Provoking China to score cheap political points domestically does not advance Australian interests. While most Australians would prefer the US domestic political model to the Chinese, we are not going to change the Chinese system and so must learn to live with it. Complaints about Chinese attempts to influence Australian attitudes are naive. All countries, including Australia, try to influence the policies of others and China is no different. Our American ally has a long history of influencing other countries clandestinely and of overthrowing democratic governments that didn’t suit its interests. Nobody is in a position to cast the first stone. The government’s unnecessary public attacks on China achieve nothing and pose the risk of threats to Australian interests from China. If you lead with your chin you are asking for trouble.
The current media and political hysteria over China is largely driven by domestic political posturing and media hype, but there can be no doubt that the Chinese Government is trying to influence Australian attitudes towards China. All countries do that. The American influence on Australian politics is far greater than that of China and Ali Kazak’s recent blog showed the efforts made by the Government of Israel to influence our attitudes. Australia does the same thing in other countries. The intelligence agencies of all countries try to bribe, blackmail or otherwise control influential decision-makers in other countries where they have an interest. So why don’t we get worked up about these other countries? The government answer is clear. The USA is our friend and ally with which we share values. China promotes a different political system and doesn’t share our values. It is implied that China poses a threat, although this is denied unconvincingly by the Prime Minister. The underlying assumption in all political and most media comment is that we are tied irrevocably to the USA and that China is a potential threat strategically, even if our major trading partner. The US is said to provide stability in Asia although no evidence is produced to show this.
There are two questions to consider. First, we need to distinguish between how countries behave internationally and how they behave domestically. Democracies do not necessarily behave any better internationally than authoritarian regimes. The second is what values do we share with whom?
The USA has a long history of doing to others what China is accused of doing to us but going a lot further. It has overthrown democratic governments that did not suit American commercial or strategic interests and interfered with the electoral processes of other countries. The American reaction to Whitlam’s move towards greater independence is an object lesson to Australia. For all its faults, the American domestic system is much more to our liking than the Chinese one but what should concern other countries is how the US behaves outside its borders. The White Paper writes that the competition for influence between China and the USA will be won by China and therefore we should back the USA because it shares our values. President Trump has said he is putting America first, which is what China is doing. The only difference between Trump and previous presidents is that he says it out loud and, to be fair, tells other countries to put their interests first.

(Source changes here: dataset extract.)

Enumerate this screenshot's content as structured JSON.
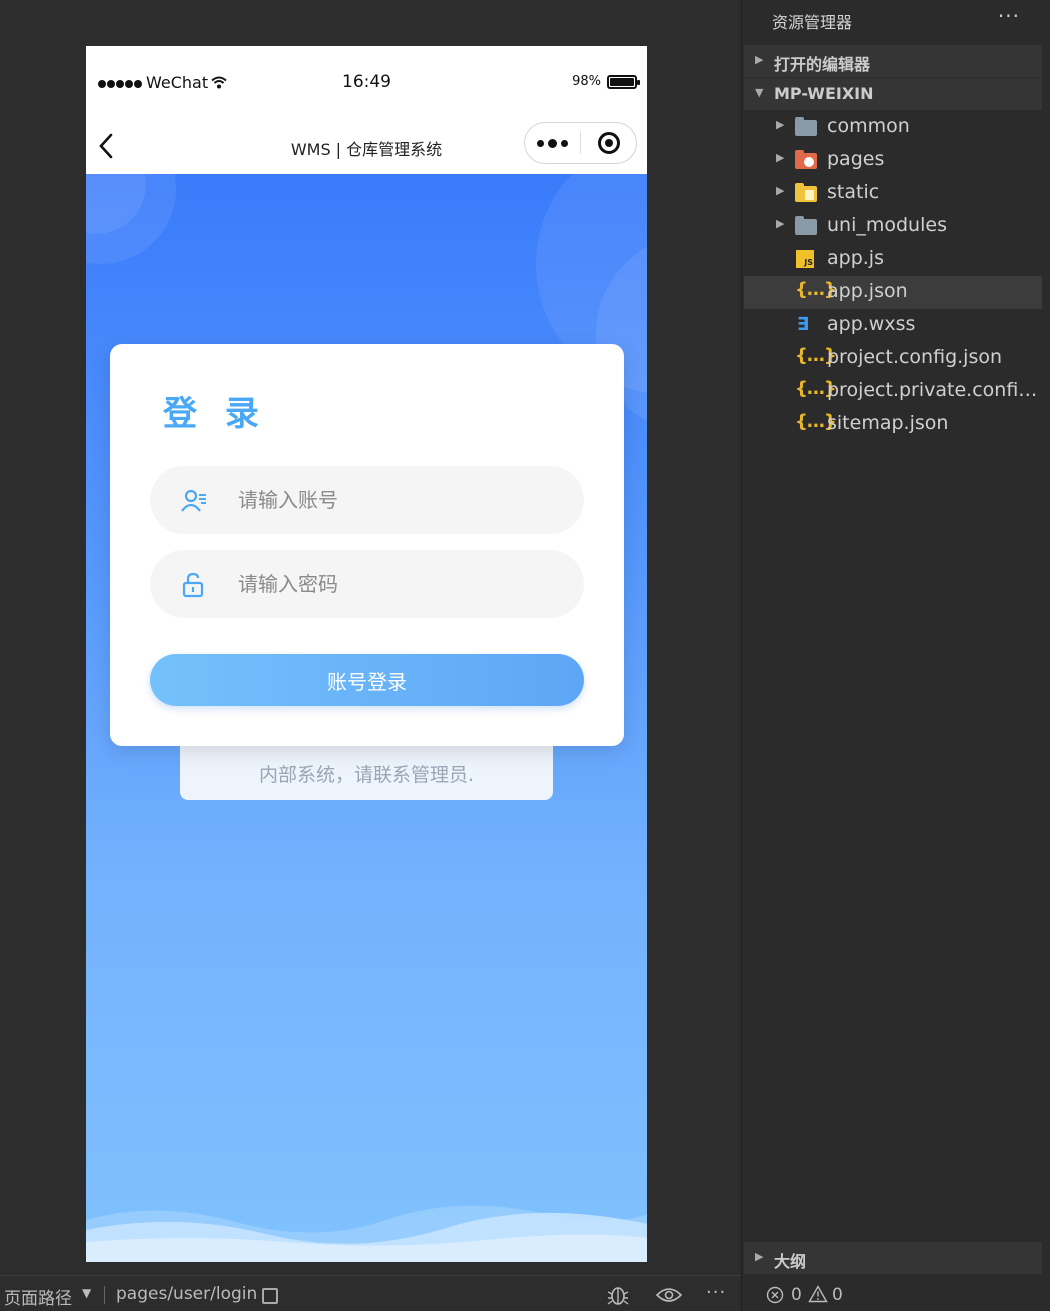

The values question is more complicated. Both Australia and the US practice and indeed promote democracy with missionary zeal as a system of government, so this is a shared value. As a member of the Coalition of the Willing and a partner in other American military ventures, we presumably share the same value that allows countries to invade other countries they don’t like. In the case of Chile, Australia helped the CIA attempt to prevent Salvador Allende coming to power. So are we in a position to cast the first stone if other countries follow our example? Do we really think others see us as having the moral high ground? One problem in dealing with the USA, as anyone who has lived there knows, is that there are many Americas. The people I knew in Boston did on the whole share our values, as do many of my American friends from other parts of the country, but the deep south and the mid-west bible belt are different countries. Do we share the American gun cult? Do we believe God has given the USA a special right that others don’t share? Do we agree with the current American exceptionalism that is the child of manifest destiny? If you follow our mainstream media perhaps we do! Our policies on trade and climate change are very different from those of the current administration. We certainly don’t share those values with the Americans but we do with China.
So we may conclude that some Americans share some values with us and that we are seen by Americans as loyal allies, but the danger is that we may be driven yet again into unwise American adventures to support US attempts to remain dominant. Does the alliance protect us or make us a target? Why would China want to make an enemy of Australia? The only way we are likely to get into a fight with China is through the American Alliance. The harping on domestic values and practices, combined with criticism of China which is not directed to other countries, can only be seen as bias which the government effectively admits to be the case by stressing the values line. Even allowing for an element of Chinese propaganda, China’s public criticism and calling in of the Australian Ambassador show that China sees us as biased. Even if we support the US against China, despite thinking the US is going to lose the battle, do we really have to rub the Chinese nose in it? The Prime Minister didn’t help matters by his mangled Mandarin which would have sounded to Chinese speakers like plisa dona squizza da froot does to English speakers. Whatever we may think of China’s system of government, we are not going to change it and must learn to live with it. We should not apologise for our values and way of life but we should respect others’ rights to do the same. Provoking China publicly to score cheap political points domestically isn’t going to achieve anything and could be dangerous. The bottom line is that the Prime Minister can best protect our interests by saying as little as possible. If you lead with your chin you must expect to get hit.
Cavan Hogue is a retired Australian ambassador with extensive experience in Asia and a former head of the Asia Division in DFAT.